While I'm still racing in Australia, the team's first trip will be to Qatar (January 21-25), where 8 riders are going to race a new 2.3 race, consisting of 5 fairly flat stages and with a lot of prize money up for grabs! There will be a lot of big teams and very good riders at the start so it will be an interesting race to follow. (Riders: Marcus Ljungqvist, Kurt Asle Arvesen, Magnus Bäckstedt, Allan Johansen, Allan Bo Andresen, Michael Skelde, Manu L'hoir, Roberto Lochowski)
Immediately after the race that part of the team will rush back to Denmark, I will join them there, for the team presentation on Saturday evening January 26.

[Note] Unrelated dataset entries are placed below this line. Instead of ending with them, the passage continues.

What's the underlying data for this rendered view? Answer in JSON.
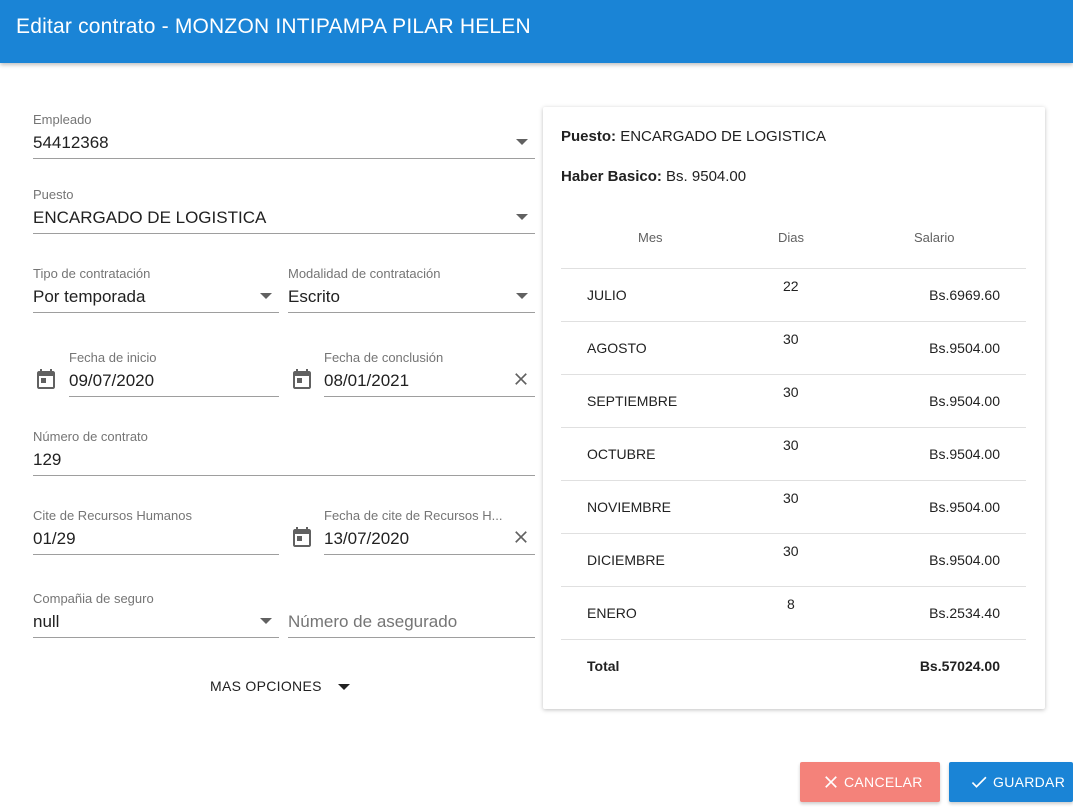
{
  "header": {
    "title": "Editar contrato - MONZON INTIPAMPA PILAR HELEN"
  },
  "form": {
    "empleado": {
      "label": "Empleado",
      "value": "54412368"
    },
    "puesto": {
      "label": "Puesto",
      "value": "ENCARGADO DE LOGISTICA"
    },
    "tipo_contratacion": {
      "label": "Tipo de contratación",
      "value": "Por temporada"
    },
    "modalidad": {
      "label": "Modalidad de contratación",
      "value": "Escrito"
    },
    "fecha_inicio": {
      "label": "Fecha de inicio",
      "value": "09/07/2020"
    },
    "fecha_conclusion": {
      "label": "Fecha de conclusión",
      "value": "08/01/2021"
    },
    "numero_contrato": {
      "label": "Número de contrato",
      "value": "129"
    },
    "cite_rrhh": {
      "label": "Cite de Recursos Humanos",
      "value": "01/29"
    },
    "fecha_cite": {
      "label": "Fecha de cite de Recursos H...",
      "value": "13/07/2020"
    },
    "compania_seguro": {
      "label": "Compañia de seguro",
      "value": "null"
    },
    "numero_asegurado": {
      "placeholder": "Número de asegurado"
    },
    "mas_opciones": "MAS OPCIONES"
  },
  "summary": {
    "puesto_label": "Puesto:",
    "puesto_value": "ENCARGADO DE LOGISTICA",
    "haber_label": "Haber Basico:",
    "haber_value": "Bs. 9504.00",
    "columns": {
      "mes": "Mes",
      "dias": "Dias",
      "salario": "Salario"
    },
    "rows": [
      {
        "mes": "JULIO",
        "dias": "22",
        "salario": "Bs.6969.60"
      },
      {
        "mes": "AGOSTO",
        "dias": "30",
        "salario": "Bs.9504.00"
      },
      {
        "mes": "SEPTIEMBRE",
        "dias": "30",
        "salario": "Bs.9504.00"
      },
      {
        "mes": "OCTUBRE",
        "dias": "30",
        "salario": "Bs.9504.00"
      },
      {
        "mes": "NOVIEMBRE",
        "dias": "30",
        "salario": "Bs.9504.00"
      },
      {
        "mes": "DICIEMBRE",
        "dias": "30",
        "salario": "Bs.9504.00"
      },
      {
        "mes": "ENERO",
        "dias": "8",
        "salario": "Bs.2534.40"
      }
    ],
    "total_label": "Total",
    "total_value": "Bs.57024.00"
  },
  "actions": {
    "cancel": "CANCELAR",
    "save": "GUARDAR"
  },
  "colors": {
    "primary": "#1a84d6",
    "cancel": "#f4827a"
  },
  "icons": [
    "calendar-icon",
    "close-icon",
    "check-icon",
    "dropdown-caret-icon"
  ]
}
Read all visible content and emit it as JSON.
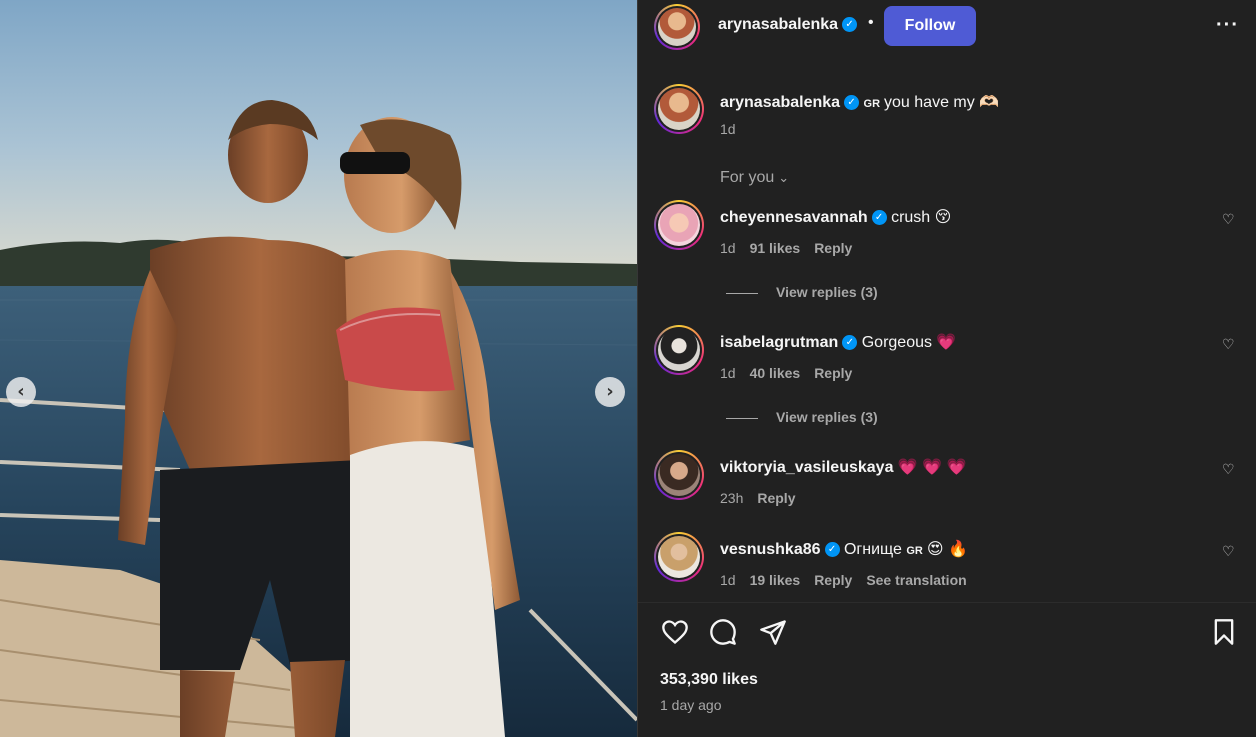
{
  "header": {
    "username": "arynasabalenka",
    "separator": "•",
    "follow_label": "Follow",
    "more_label": "···"
  },
  "caption": {
    "username": "arynasabalenka",
    "badge": "GR",
    "text": "you have my 🫶🏻",
    "time": "1d"
  },
  "filter": {
    "label": "For you",
    "chevron": "⌄"
  },
  "comments": [
    {
      "username": "cheyennesavannah",
      "verified": true,
      "text": "crush 😚",
      "time": "1d",
      "likes": "91 likes",
      "reply_label": "Reply",
      "view_replies": "View replies (3)"
    },
    {
      "username": "isabelagrutman",
      "verified": true,
      "text": "Gorgeous 💗",
      "time": "1d",
      "likes": "40 likes",
      "reply_label": "Reply",
      "view_replies": "View replies (3)"
    },
    {
      "username": "viktoryia_vasileuskaya",
      "verified": false,
      "text": "💗 💗 💗",
      "time": "23h",
      "reply_label": "Reply"
    },
    {
      "username": "vesnushka86",
      "verified": true,
      "text": "Огнище",
      "badge": "GR",
      "emoji": "😍 🔥",
      "time": "1d",
      "likes": "19 likes",
      "reply_label": "Reply",
      "see_translation": "See translation"
    }
  ],
  "footer": {
    "likes": "353,390 likes",
    "time": "1 day ago"
  },
  "icons": {
    "verified": "✓",
    "heart": "♡",
    "prev": "‹",
    "next": "›"
  },
  "colors": {
    "panel_bg": "#212121",
    "follow_bg": "#4f5bd5",
    "verified": "#0095f6",
    "muted_text": "#a8a8a8"
  }
}
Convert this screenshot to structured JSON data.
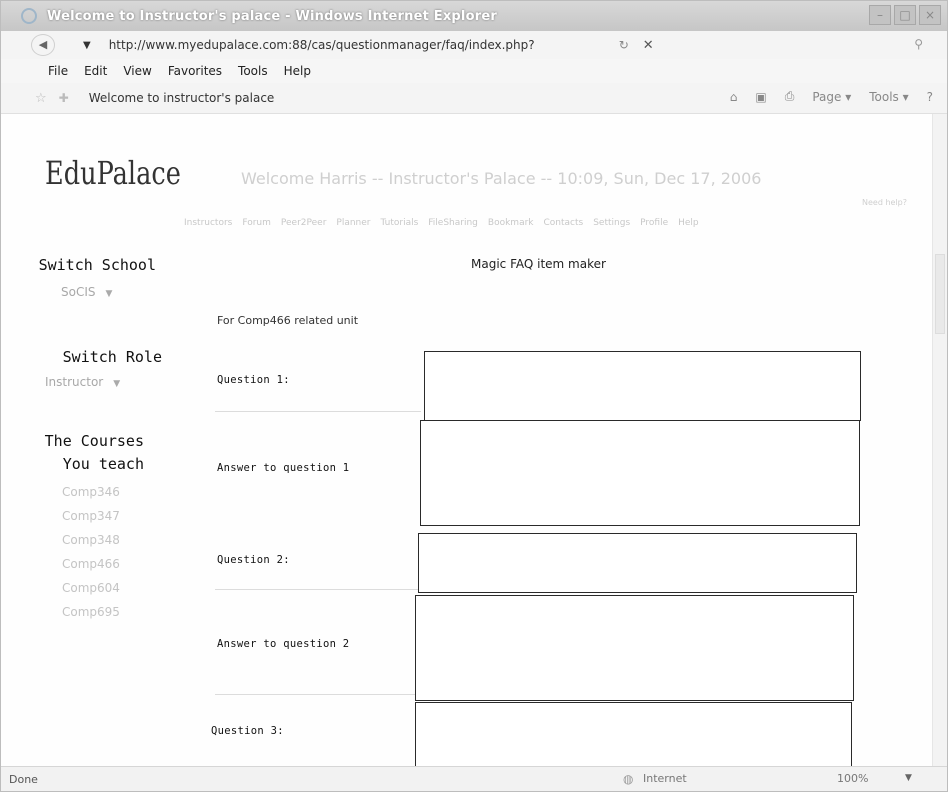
{
  "window": {
    "title": "Welcome to Instructor's palace - Windows Internet Explorer"
  },
  "address": {
    "url": "http://www.myedupalace.com:88/cas/questionmanager/faq/index.php?"
  },
  "menu": [
    "File",
    "Edit",
    "View",
    "Favorites",
    "Tools",
    "Help"
  ],
  "tab": {
    "title": "Welcome to instructor's palace"
  },
  "commands": {
    "page": "Page ▾",
    "tools": "Tools ▾"
  },
  "header": {
    "brand": "EduPalace",
    "welcome": "Welcome Harris  --  Instructor's Palace  --  10:09, Sun, Dec 17, 2006",
    "support": "Need help?",
    "nav": [
      "Instructors",
      "Forum",
      "Peer2Peer",
      "Planner",
      "Tutorials",
      "FileSharing",
      "Bookmark",
      "Contacts",
      "Settings",
      "Profile",
      "Help"
    ]
  },
  "sidebar": {
    "switch_school": "Switch School",
    "school_value": "SoCIS",
    "switch_role": "Switch Role",
    "role_value": "Instructor",
    "courses_heading": "The Courses You teach",
    "courses": [
      "Comp346",
      "Comp347",
      "Comp348",
      "Comp466",
      "Comp604",
      "Comp695"
    ]
  },
  "form": {
    "title": "Magic FAQ item maker",
    "for_unit": "For Comp466   related unit",
    "fields": [
      {
        "label": "Question 1:"
      },
      {
        "label": "Answer to question 1"
      },
      {
        "label": "Question 2:"
      },
      {
        "label": "Answer to question 2"
      },
      {
        "label": "Question 3:"
      }
    ]
  },
  "status": {
    "text": "Done",
    "zone": "Internet",
    "zoom": "100%"
  },
  "colors": {
    "field_border": "#2a2a2a",
    "muted_text": "#c4c4c4"
  }
}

Then up early Sunday morning for the team photo's before the second half of the team flies out to Malaysia for the Tour of Langkawi. (Riders for that one: Morten Sonne, Lennie Kristensen, Bjørnar Vestøl, Rene Jørgensen, Jørgen Bo Petersen, Allan Bo Andresen , Lars Bak.)
That afternoon of January 27, I will return home to Belgium, to prepare further for the start of the European Season. On February 1 we will be heading for the South of France, where we will start in GP de l'Ouverture, in Marseilles, on Tuesday, February 5.
From February 6-10 we will participate in the Etoile de Bessèges. (Riders: Marcus Ljungqvist, Kurt Asle Arvesen, Magnus Bäckstedt, Allan Johansen, Manu L'hoir, Michael Skelde, Roberto Lochowski and myself). The stay will be extended with training camp and other races.
So, as you can see, we're going to be flat out from the word go. I will keep you updated and informed, as usual. Expect more news by end of January!
They are unexpected, funny or simply hilarious (and some brilliant but too rude to put up), but the remarks on the Home-trainer Award have been a great subject for discussion, with dozens of mails sent to my mailbox.
Jeff Jones from cyclingnews is only posting the ones that are to be regarded as "participants", but know that I'm reading every one of your remarks. They are very much appreciated. I've decided to close the "informal competition" at the end of this month. There will be simply too many on to keep it going any longer.
Entries so far: Part I, Part II and Part III. To enter, please email your home trainer record to Scott Sunderland.
Well people, enjoy the first weeks of competition, we're off for another year of pain and glory, victory and defeat; hope you love every minute of it!